*** Opening DATA EXTRACTS ***
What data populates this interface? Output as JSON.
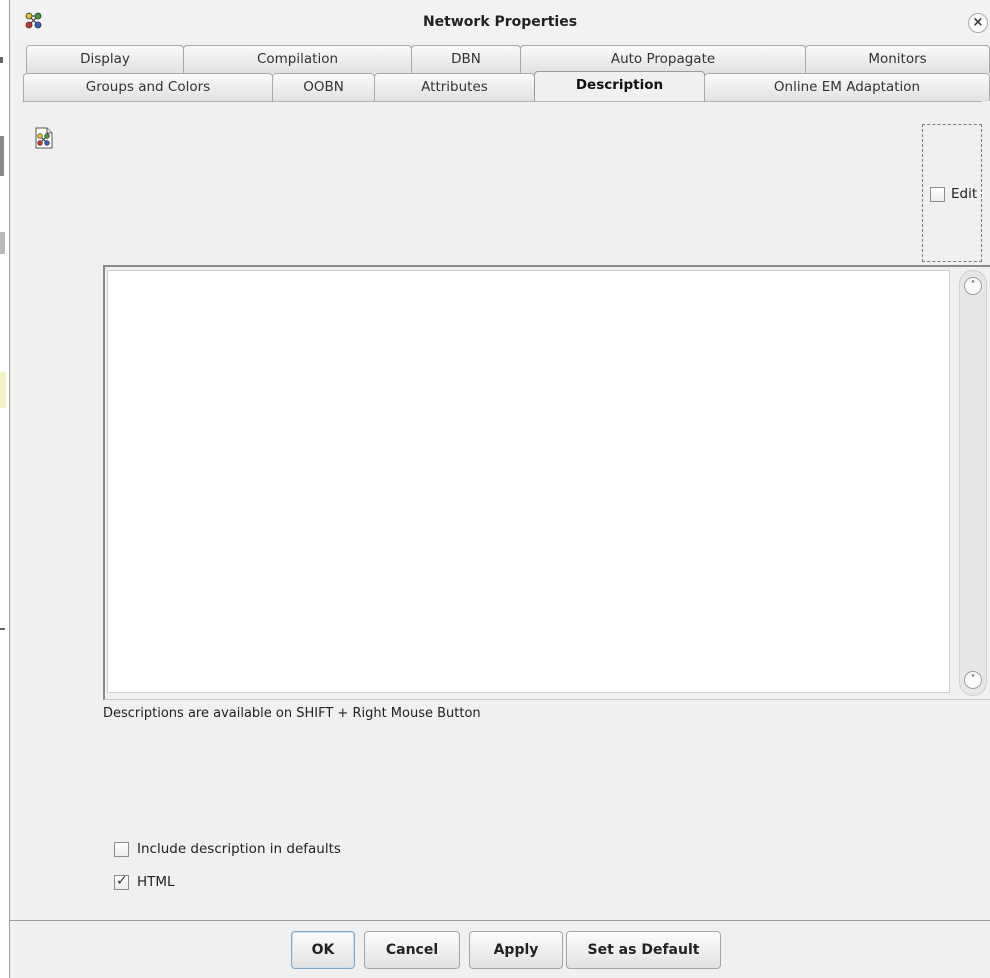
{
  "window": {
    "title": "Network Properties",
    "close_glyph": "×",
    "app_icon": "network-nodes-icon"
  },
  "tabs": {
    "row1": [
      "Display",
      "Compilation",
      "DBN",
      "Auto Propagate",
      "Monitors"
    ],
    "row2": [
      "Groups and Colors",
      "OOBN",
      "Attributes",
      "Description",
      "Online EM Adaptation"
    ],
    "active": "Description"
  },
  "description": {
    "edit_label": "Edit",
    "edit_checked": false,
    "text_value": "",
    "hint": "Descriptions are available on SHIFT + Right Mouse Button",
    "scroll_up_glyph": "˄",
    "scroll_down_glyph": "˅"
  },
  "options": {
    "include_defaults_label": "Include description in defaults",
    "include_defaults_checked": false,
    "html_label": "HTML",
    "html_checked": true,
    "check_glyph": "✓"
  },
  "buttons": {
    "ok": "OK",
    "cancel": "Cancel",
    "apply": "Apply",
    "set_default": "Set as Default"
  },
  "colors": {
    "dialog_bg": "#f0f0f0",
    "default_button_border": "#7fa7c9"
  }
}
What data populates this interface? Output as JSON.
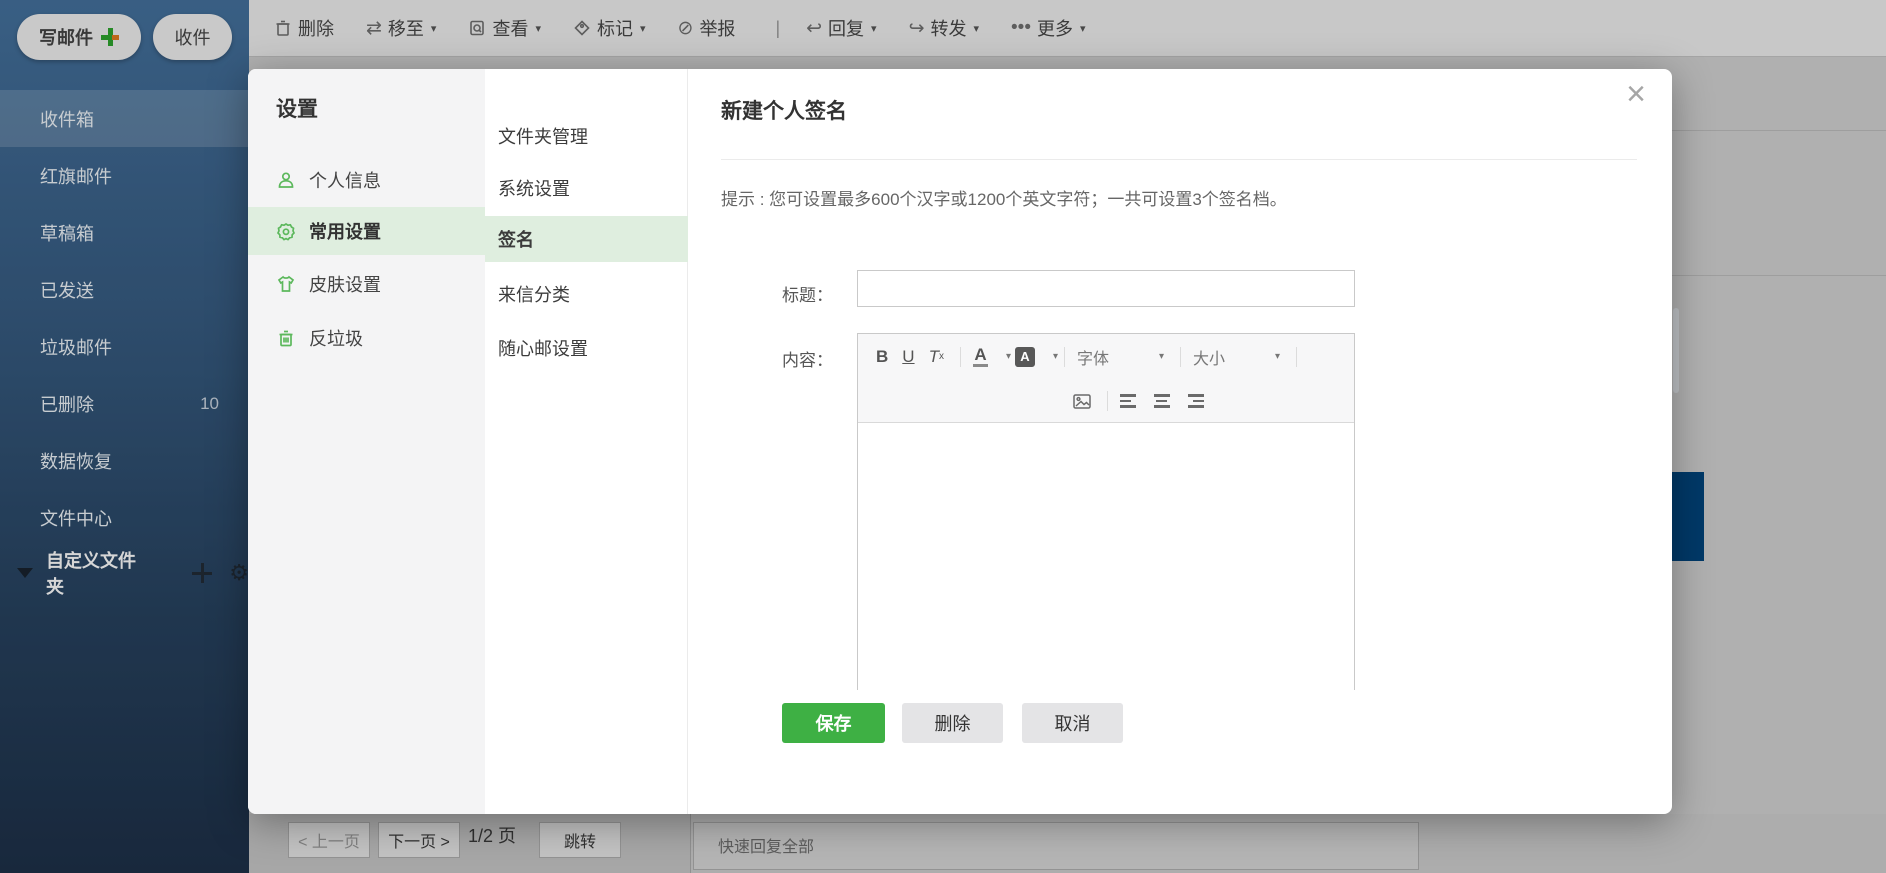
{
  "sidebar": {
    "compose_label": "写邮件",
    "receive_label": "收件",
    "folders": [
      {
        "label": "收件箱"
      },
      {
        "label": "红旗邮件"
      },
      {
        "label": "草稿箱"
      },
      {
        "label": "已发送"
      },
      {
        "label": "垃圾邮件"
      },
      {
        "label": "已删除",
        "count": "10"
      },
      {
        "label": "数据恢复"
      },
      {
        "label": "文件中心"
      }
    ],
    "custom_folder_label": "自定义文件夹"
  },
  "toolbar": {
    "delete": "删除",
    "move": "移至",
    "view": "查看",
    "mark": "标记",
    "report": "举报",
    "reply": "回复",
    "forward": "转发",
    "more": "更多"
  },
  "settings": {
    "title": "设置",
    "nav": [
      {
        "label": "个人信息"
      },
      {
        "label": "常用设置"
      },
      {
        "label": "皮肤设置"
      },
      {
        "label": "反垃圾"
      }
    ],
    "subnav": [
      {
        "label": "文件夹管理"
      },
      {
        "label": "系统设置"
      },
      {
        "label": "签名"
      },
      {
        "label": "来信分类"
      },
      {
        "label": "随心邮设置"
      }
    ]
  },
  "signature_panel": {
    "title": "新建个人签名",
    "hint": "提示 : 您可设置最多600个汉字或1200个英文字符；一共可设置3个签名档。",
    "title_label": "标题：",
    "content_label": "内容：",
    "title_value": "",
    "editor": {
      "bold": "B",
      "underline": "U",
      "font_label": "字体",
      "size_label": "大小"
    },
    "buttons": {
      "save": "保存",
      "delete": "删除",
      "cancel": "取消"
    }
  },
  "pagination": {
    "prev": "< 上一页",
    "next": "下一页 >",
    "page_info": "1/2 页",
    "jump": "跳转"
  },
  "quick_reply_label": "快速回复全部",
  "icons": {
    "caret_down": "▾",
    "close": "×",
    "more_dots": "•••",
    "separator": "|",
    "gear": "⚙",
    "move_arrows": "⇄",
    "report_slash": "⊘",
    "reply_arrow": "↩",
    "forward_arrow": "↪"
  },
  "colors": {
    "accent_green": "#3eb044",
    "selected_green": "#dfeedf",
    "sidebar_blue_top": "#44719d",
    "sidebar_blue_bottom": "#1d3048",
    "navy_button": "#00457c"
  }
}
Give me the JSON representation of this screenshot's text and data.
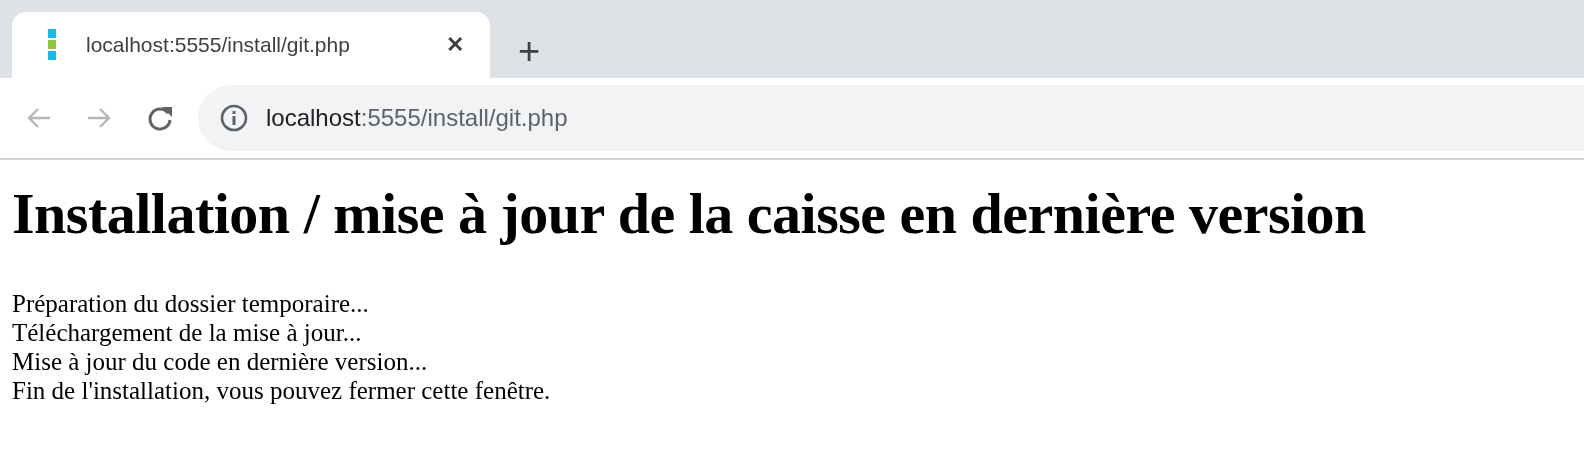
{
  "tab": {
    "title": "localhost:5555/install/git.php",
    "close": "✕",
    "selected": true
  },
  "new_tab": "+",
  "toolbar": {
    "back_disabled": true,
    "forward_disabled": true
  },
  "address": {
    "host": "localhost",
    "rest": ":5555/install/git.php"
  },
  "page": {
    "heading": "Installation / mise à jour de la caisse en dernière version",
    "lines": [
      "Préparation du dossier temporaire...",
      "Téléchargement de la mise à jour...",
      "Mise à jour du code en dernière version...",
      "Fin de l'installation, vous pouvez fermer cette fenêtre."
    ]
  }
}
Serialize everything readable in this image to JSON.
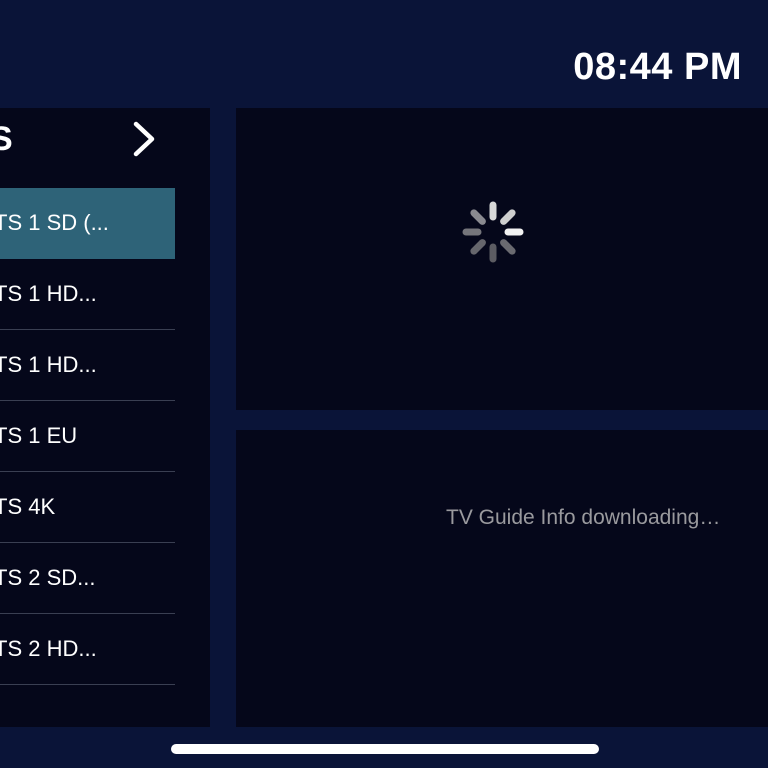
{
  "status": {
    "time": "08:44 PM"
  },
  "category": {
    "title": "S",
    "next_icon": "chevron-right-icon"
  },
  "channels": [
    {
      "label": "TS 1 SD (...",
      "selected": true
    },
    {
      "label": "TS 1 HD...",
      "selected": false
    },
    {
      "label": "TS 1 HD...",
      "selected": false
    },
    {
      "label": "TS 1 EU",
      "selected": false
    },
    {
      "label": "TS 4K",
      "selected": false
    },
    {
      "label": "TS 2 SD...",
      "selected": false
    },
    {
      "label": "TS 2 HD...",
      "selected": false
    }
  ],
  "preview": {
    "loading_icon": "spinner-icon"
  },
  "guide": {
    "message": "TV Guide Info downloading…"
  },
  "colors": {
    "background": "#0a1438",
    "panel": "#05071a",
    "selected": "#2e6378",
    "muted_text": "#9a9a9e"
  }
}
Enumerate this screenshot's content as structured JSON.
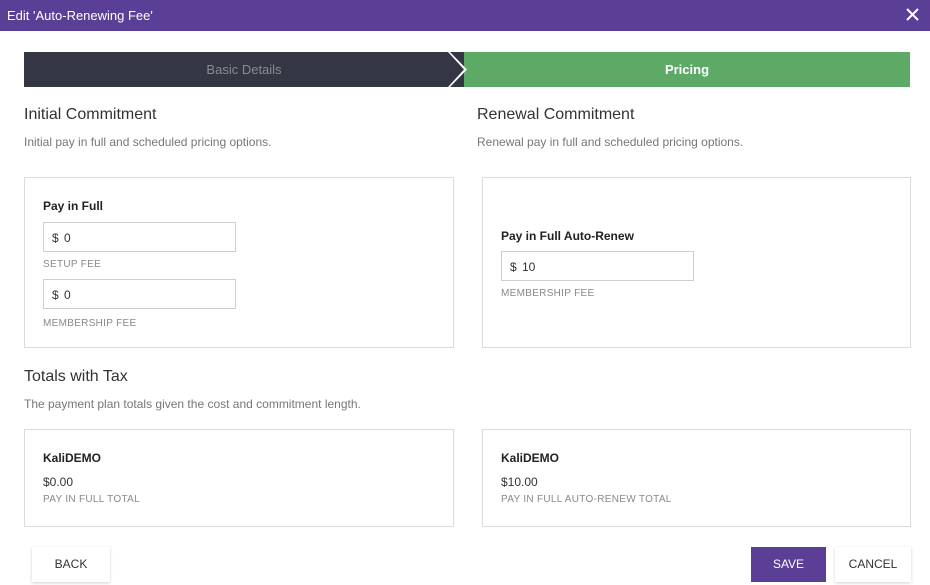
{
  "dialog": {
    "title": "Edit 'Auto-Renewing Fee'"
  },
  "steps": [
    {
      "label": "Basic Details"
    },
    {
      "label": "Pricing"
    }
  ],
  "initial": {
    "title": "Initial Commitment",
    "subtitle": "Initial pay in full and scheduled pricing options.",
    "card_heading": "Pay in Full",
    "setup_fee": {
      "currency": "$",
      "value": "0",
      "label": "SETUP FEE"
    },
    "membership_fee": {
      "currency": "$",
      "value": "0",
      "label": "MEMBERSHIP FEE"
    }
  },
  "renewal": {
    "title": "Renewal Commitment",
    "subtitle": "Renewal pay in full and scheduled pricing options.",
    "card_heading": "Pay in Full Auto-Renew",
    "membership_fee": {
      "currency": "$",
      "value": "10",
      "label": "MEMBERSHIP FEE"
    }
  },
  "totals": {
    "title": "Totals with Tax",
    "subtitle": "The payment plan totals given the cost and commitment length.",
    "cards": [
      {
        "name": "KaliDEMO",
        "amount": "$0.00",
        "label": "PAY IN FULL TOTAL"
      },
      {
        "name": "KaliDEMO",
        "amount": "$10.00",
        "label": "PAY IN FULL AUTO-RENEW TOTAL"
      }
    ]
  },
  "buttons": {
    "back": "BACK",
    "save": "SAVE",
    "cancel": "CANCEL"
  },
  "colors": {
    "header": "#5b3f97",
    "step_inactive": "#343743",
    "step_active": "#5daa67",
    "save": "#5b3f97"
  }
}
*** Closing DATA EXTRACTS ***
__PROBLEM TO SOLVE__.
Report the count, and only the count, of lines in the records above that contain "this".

__EXPECTED ANSWER__.
5